When Characters Turn Bad: String Sanitation Bypass via Best-Fit Mappings

If you’re working on software that converts strings from one character set to another, such as when performing UNICODE to ANSI string conversions, you may have probably heard about best-fit mapping conversions.

One interesting aspect about best-fit mapping conversions is that they can be used to bypass string sanitation routines as there may be instances where a sanitization code will fail to sanitize certain characters which may become potentially dangerous if converted to another character set. Here’s a sample illustration:

An example of such sanitation bypass is CVE-2012-3342, a bug in Oracle Java Web Start (JWS) which we reported and was patched by Oracle earlier this year and which I will be discussing in this blog post.

Best-Fit Mapping Conversions

A best-fit mapping conversion occurs when a character cannot be represented in another character set. In such cases, a “best-fit” character which is usually how the character looks like in the target character set will be used to represent the original character instead. For example, the best-fit mapping for the UNICODE characters U+02BA (MODIFIER LETTER DOUBLE PRIME) and U+030E (COMBINING DOUBLE VERTICAL LINE ABOVE) in the Windows-1252 character set is the quotation mark character (0x22). As illustrated below, you’ll notice the similar appearance of the characters and their subtle differences:

JWS Argument Sanitation Bypass

Let’s use CVE-2012-3342 as a concrete example of how best-fit mapping conversions can be leveraged to bypass a string sanitation routine.

The vulnerability exists in the command line argument sanitation code of the Java Web Start Launcher (JWS launcher), javaws.exe.
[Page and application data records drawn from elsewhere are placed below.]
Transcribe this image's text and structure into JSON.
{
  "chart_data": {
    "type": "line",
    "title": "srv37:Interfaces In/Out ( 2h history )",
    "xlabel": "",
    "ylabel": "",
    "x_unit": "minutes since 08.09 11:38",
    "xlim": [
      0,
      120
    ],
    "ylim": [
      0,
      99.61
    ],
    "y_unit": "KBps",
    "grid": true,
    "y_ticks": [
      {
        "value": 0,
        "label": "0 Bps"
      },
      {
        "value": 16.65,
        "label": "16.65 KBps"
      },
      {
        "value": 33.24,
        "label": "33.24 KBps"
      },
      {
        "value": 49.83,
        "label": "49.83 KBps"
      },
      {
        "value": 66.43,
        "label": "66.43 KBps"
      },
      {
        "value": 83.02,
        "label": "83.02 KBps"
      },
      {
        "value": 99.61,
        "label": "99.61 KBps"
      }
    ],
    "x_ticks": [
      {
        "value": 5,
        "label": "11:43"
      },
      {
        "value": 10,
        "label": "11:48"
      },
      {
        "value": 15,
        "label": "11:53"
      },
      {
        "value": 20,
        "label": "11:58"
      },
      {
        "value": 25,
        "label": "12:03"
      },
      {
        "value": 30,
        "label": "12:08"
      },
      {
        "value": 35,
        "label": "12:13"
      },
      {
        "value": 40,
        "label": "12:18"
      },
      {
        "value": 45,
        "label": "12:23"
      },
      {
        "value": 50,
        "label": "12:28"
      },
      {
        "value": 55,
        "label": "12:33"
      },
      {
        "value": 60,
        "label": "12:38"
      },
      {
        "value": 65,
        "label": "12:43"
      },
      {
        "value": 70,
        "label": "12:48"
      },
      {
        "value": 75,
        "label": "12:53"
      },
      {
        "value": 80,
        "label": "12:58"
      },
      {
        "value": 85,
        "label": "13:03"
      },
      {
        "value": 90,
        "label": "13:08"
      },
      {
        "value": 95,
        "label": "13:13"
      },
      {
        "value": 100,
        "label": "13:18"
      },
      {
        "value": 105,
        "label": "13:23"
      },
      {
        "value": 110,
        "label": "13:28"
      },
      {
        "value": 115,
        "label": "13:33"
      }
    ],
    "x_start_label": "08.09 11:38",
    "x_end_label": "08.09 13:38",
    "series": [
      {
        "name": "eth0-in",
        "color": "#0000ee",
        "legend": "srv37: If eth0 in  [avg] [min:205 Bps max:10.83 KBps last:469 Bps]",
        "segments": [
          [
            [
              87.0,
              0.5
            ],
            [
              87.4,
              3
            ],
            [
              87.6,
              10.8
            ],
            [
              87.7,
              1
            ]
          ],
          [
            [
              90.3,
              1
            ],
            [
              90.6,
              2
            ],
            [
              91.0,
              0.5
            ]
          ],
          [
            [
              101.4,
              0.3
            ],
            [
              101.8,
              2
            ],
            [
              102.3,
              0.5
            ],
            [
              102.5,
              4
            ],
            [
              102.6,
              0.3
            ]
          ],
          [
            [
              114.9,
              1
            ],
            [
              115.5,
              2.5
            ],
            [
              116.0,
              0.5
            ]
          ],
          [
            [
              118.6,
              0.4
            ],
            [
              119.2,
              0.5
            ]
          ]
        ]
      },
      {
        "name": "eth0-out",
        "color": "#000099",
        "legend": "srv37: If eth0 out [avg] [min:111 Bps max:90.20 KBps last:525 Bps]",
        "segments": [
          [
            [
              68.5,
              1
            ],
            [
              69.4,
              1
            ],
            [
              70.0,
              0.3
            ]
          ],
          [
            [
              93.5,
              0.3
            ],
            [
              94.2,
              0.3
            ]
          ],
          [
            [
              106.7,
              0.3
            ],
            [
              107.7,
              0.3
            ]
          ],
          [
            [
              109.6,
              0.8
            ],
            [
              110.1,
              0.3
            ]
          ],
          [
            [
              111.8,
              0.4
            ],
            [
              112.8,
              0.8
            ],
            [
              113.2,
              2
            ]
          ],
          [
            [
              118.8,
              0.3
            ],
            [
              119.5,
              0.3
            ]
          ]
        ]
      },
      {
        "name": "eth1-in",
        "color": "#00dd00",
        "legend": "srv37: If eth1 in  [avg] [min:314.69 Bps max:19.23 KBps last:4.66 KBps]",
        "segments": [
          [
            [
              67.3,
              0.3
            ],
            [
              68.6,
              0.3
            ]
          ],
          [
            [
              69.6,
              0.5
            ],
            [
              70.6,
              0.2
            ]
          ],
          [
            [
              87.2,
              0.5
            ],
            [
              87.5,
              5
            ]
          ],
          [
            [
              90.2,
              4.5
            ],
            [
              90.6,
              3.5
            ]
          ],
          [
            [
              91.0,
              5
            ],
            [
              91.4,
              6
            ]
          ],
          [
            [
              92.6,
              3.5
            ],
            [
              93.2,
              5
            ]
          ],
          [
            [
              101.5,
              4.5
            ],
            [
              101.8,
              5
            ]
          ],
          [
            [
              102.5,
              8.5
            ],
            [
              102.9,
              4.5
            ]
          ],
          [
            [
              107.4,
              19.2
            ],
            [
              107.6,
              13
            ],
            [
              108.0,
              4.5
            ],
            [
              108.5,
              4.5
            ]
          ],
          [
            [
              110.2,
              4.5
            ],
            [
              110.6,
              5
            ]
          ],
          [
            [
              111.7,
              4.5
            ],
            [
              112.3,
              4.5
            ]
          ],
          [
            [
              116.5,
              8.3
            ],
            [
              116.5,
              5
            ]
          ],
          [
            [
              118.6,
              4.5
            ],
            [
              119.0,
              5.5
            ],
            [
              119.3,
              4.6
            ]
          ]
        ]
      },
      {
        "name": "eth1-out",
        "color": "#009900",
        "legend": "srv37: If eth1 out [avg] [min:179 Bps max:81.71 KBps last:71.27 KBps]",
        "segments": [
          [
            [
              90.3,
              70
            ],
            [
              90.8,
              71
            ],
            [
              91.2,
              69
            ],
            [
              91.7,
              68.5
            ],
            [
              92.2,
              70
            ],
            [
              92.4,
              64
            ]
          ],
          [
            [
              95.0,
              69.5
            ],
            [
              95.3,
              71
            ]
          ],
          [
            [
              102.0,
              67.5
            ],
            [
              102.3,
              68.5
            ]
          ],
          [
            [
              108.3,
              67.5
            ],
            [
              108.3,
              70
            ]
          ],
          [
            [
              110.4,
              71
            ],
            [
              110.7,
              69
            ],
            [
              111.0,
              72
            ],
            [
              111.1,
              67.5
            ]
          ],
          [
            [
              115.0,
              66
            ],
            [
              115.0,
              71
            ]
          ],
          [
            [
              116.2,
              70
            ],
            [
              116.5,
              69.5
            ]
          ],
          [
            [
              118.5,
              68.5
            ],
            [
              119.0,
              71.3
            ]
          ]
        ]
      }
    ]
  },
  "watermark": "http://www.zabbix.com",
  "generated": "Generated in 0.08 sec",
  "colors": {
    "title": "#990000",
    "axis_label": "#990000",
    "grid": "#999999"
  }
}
The argument sanitization code is used by the JWS launcher when sanitizing the arguments that it will pass to javaw.exe.

Because the arguments that the JWS launcher passes to javaw.exe may contain attacker-controllable strings, the argument sanitation code is there to prevent arbitrary arguments from being passed to javaw.exe.

The argument sanitation code in the JWS launcher (in JRE 7u6 and above) operates on wide character strings and one sanitation method used involves quoting the whole argument and escaping all quotation mark and backslash characters that are found in the string. Consider the following simplified command line in which an attacker attempts to inject three malicious arguments to javaw.exe via an attacker-controllable string (in red):

javaw.exe -arg=Str” maliciousArg1 maliciousArg2 “maliciousArg3 

Because of the sanitation process, the argument injection will be thwarted:

javaw.exe “-arg=Str\” maliciousArg1 maliciousArg2 \”maliciousArg3″ 

However, consider if the attacker uses the UNICODE character U+02BA instead of the quotation mark character to perform the argument injection:

javaw.exe -arg=Str[U+02BA] maliciousArg1 maliciousArg2 [U+02BA]maliciousArg3

Because the sanitation code specifically looks for the quotation mark (0x22) and the backslash (0x5C) character, the UNICODE character U+02BA will be untouched in the sanitation process:

javaw.exe “-arg=Str[U+02BA] maliciousArg1 maliciousArg2 [U+02BA]maliciousArg3

The above command line would not pose an issue if javaw.exe uses the wide character version of its command line, but unfortunately, javaw.exe uses the ANSI version (internally via GetCommandLineA()) of its command line. Because best-fit mapping is used in the conversion of the command line, the following ANSI version of the command line is used by javaw.exe:

javaw.exe “-arg=Str” maliciousArg1 maliciousArg2 “maliciousArg3”

Notice that instead of one argument, the conversion process resulted into four arguments, with the second, third and the fourth arguments being controlled by the attacker.

Suggestions and Conclusion

If you are developing software that uses different character sets, remember to perform the string sanitation after the string conversion, not before. Additionally, when converting strings used in security-sensitive operations, use documented options which prevent the use of best-fit mappings. An example is passing the WC_NO_BEST_FIT_CHARS flag to the WideCharToMultiByte() API.

Taking advantage of best-fit mapping conversion is just one way for an attacker to bypass string sanitization routines, so always test and look at them with an attacker’s mindset by trying as many attack scenarios you can think of.


Mark Yason

Security Researcher, IBM X-Force

Mark Vincent Yason is a security researcher on IBM’s X-Force Advanced Research team. Mark’s current focus area is...